BS: I think that some of the message is already getting through, not because of what we say but because of the experiences people have when they give large amounts of money to A.I. projects, and then the A.I. projects fail. I guess you know about the Joint Artificial Intelligence Center. I can’t remember the exact sum, but I think it was something like $10 billion, which they gave to a famous contractor. In the end, they got nothing out of it. They canceled the contract.
(Editor’s note: JAIC, a subdivision of the United States Armed Forces, was intended to accelerate the “delivery and adoption of A.I. to achieve mission impact at scale.” It was folded into a larger unified organization, the Chief Digital and Artificial Intelligence Officer, with two other offices in June this year. JAIC ceased to exist as its own entity.)
DT: What do you think, in high-level terms, is the single most compelling argument that you make in the book?
BS: Every A.I. system is mathematical in nature. Because we cannot model consciousness, will, or intelligence mathematically, these cannot be emulated using machines. Therefore, machines will not become intelligent, let alone superintelligent.

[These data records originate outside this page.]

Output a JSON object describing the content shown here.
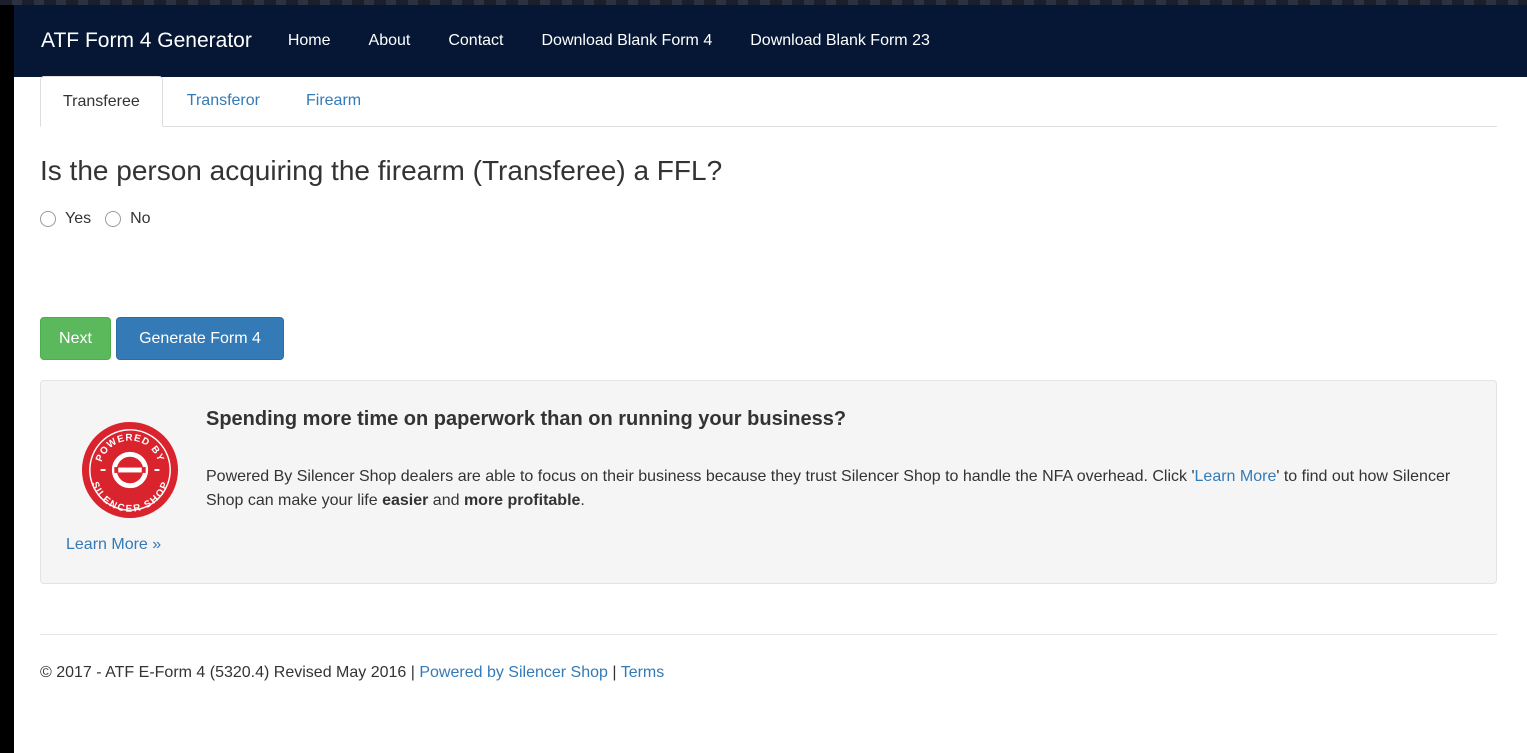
{
  "nav": {
    "brand": "ATF Form 4 Generator",
    "links": [
      "Home",
      "About",
      "Contact",
      "Download Blank Form 4",
      "Download Blank Form 23"
    ]
  },
  "tabs": [
    {
      "label": "Transferee",
      "active": true
    },
    {
      "label": "Transferor",
      "active": false
    },
    {
      "label": "Firearm",
      "active": false
    }
  ],
  "question": "Is the person acquiring the firearm (Transferee) a FFL?",
  "options": [
    {
      "label": "Yes",
      "checked": false
    },
    {
      "label": "No",
      "checked": false
    }
  ],
  "buttons": {
    "next": "Next",
    "generate": "Generate Form 4"
  },
  "promo": {
    "logo_text_top": "POWERED BY",
    "logo_text_bottom": "SILENCER SHOP",
    "title": "Spending more time on paperwork than on running your business?",
    "text_1": "Powered By Silencer Shop dealers are able to focus on their business because they trust Silencer Shop to handle the NFA overhead. Click '",
    "text_link": "Learn More",
    "text_2": "' to find out how Silencer Shop can make your life ",
    "bold_1": "easier",
    "text_3": " and ",
    "bold_2": "more profitable",
    "text_4": ".",
    "learn_more": "Learn More »"
  },
  "footer": {
    "text": "© 2017 - ATF E-Form 4 (5320.4) Revised May 2016 | ",
    "link1": "Powered by Silencer Shop",
    "sep": " | ",
    "link2": "Terms"
  },
  "colors": {
    "navbar": "#051735",
    "primary": "#337ab7",
    "success": "#5cb85c",
    "logo_red": "#d9232d"
  }
}
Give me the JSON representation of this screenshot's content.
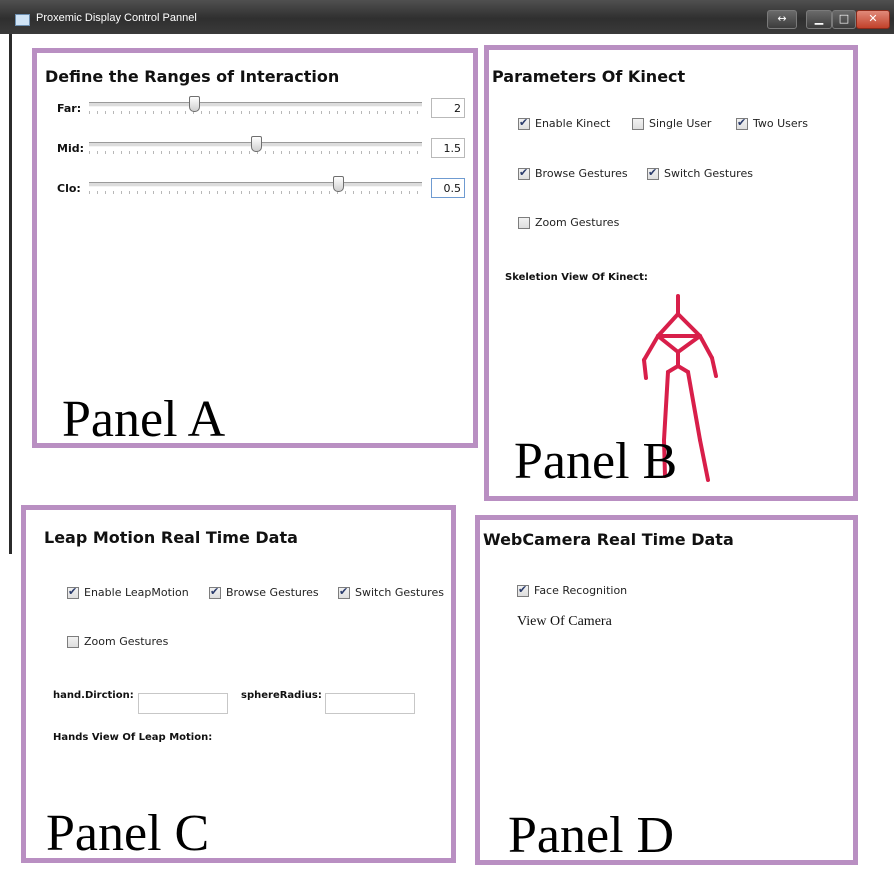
{
  "window": {
    "title": "Proxemic Display Control Pannel"
  },
  "panel_a": {
    "title": "Define the Ranges of Interaction",
    "label": "Panel A",
    "sliders": [
      {
        "label": "Far:",
        "value": "2"
      },
      {
        "label": "Mid:",
        "value": "1.5"
      },
      {
        "label": "Clo:",
        "value": "0.5"
      }
    ]
  },
  "panel_b": {
    "title": "Parameters Of Kinect",
    "label": "Panel B",
    "checkboxes": [
      {
        "label": "Enable Kinect",
        "checked": true
      },
      {
        "label": "Single User",
        "checked": false
      },
      {
        "label": "Two Users",
        "checked": true
      },
      {
        "label": "Browse Gestures",
        "checked": true
      },
      {
        "label": "Switch Gestures",
        "checked": true
      },
      {
        "label": "Zoom Gestures",
        "checked": false
      }
    ],
    "skeleton_label": "Skeletion View Of Kinect:",
    "skeleton_color": "#d81f4a"
  },
  "panel_c": {
    "title": "Leap Motion Real Time Data",
    "label": "Panel C",
    "checkboxes": [
      {
        "label": "Enable LeapMotion",
        "checked": true
      },
      {
        "label": "Browse Gestures",
        "checked": true
      },
      {
        "label": "Switch Gestures",
        "checked": true
      },
      {
        "label": "Zoom Gestures",
        "checked": false
      }
    ],
    "hand_direction_label": "hand.Dirction:",
    "sphere_radius_label": "sphereRadius:",
    "hands_view_label": "Hands View Of Leap Motion:"
  },
  "panel_d": {
    "title": "WebCamera Real Time Data",
    "label": "Panel D",
    "checkboxes": [
      {
        "label": "Face Recognition",
        "checked": true
      }
    ],
    "camera_label": "View Of Camera"
  },
  "colors": {
    "panel_border": "#b98fc2"
  }
}
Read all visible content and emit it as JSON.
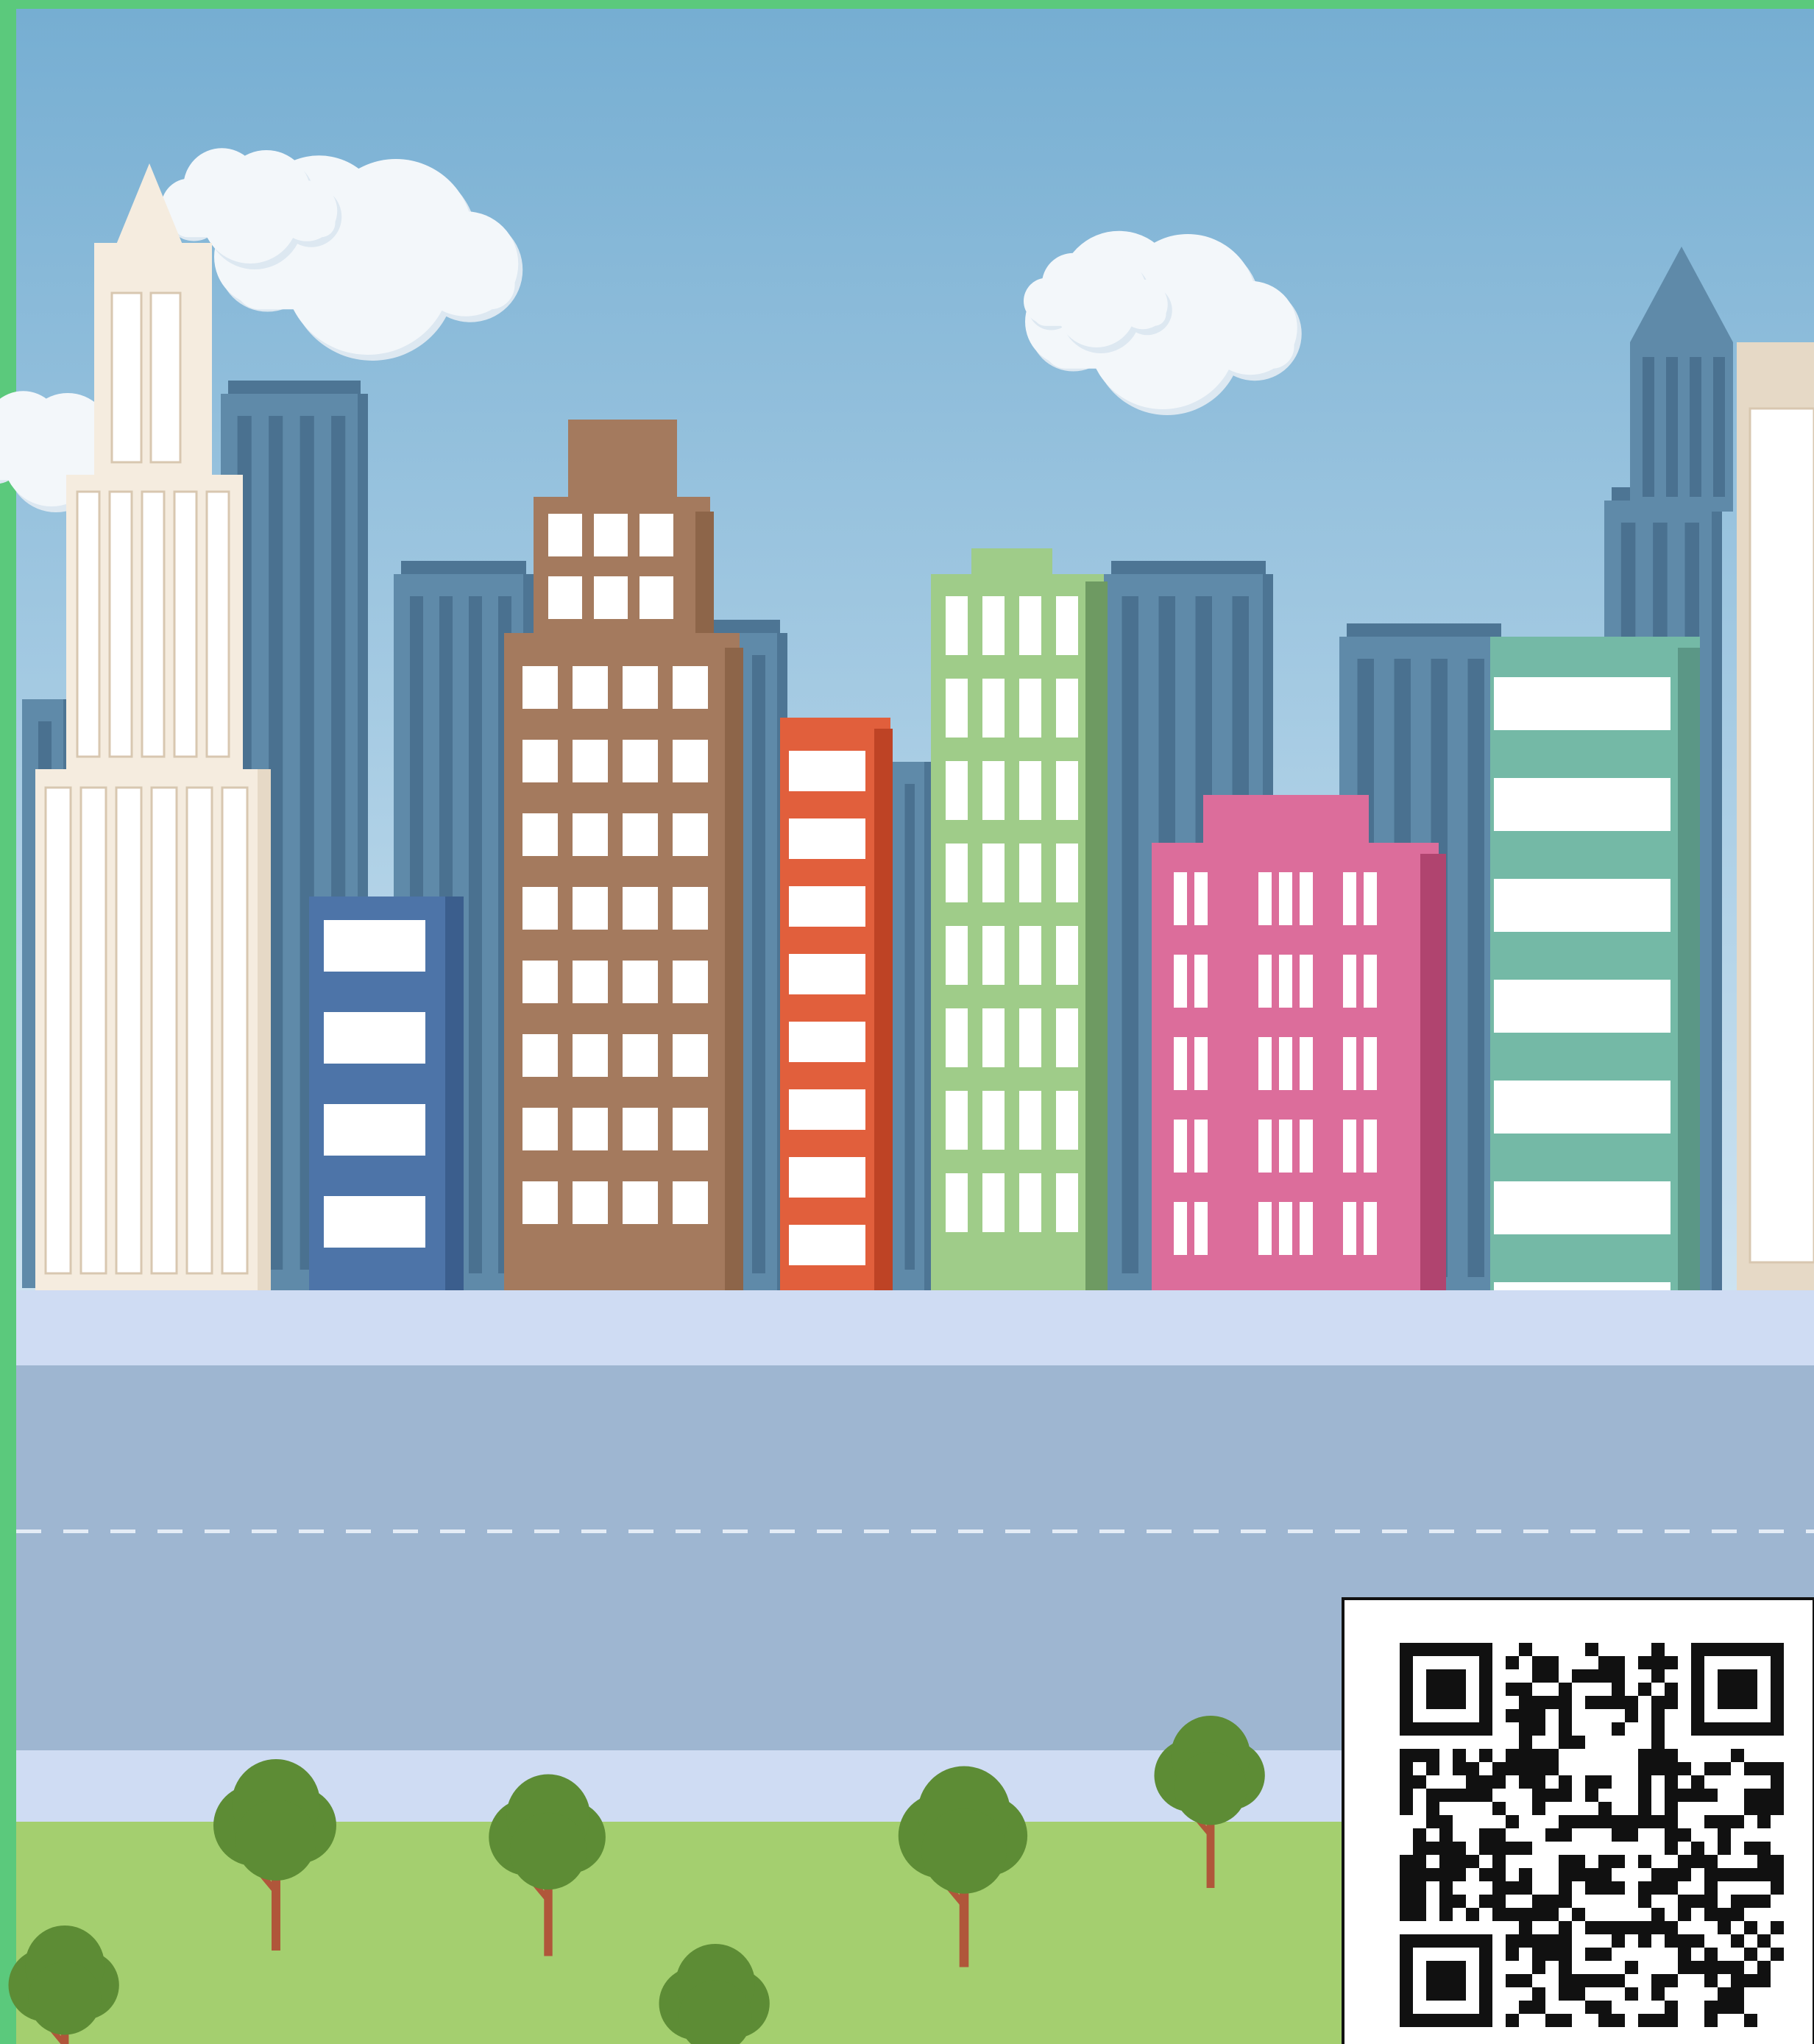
{
  "colors": {
    "frame_green": "#5bc97c",
    "sky_top": "#76aed2",
    "sky_bottom": "#cde3f1",
    "cloud": "#f3f7fa",
    "cloud_shade": "#dde8f1",
    "back_building": "#5f8aa9",
    "back_building_dark": "#4d7594",
    "back_window": "#4a7190",
    "cream": "#f5ecdf",
    "cream_side": "#e6d9c6",
    "cream_line": "#d8c7b0",
    "blue": "#4d74a8",
    "blue_side": "#3b5e8d",
    "brown": "#a47a5e",
    "brown_side": "#8d6549",
    "red": "#e15f3c",
    "red_side": "#be4325",
    "green": "#9fcc89",
    "green_side": "#6e9a62",
    "pink": "#dc6d9b",
    "pink_side": "#b0446f",
    "teal": "#74b9a6",
    "teal_side": "#5b9786",
    "window": "#ffffff",
    "sidewalk": "#cfdcf3",
    "road": "#9eb6d1",
    "road_dash": "#e4ecf6",
    "grass": "#a4cf6f",
    "tree": "#5d8c35",
    "trunk": "#b0563a",
    "qr_dark": "#111111",
    "qr_light": "#ffffff"
  },
  "qr_code": {
    "label": "qr-code",
    "modules": 29
  }
}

JL: The structure of our brain only allows limited models of nature. In physics, we pick a subset of reality that fits to our mathematical modeling capabilities. That is how Newton, Maxwell, Einstein, or Schrödinger obtained their famous and beautiful models. But these can only describe or predict a small set of systems. Our best models are those which we use to engineer technology. We are unable to create a complete mathematical model of animate nature.
This interview has been edited for length and clarity.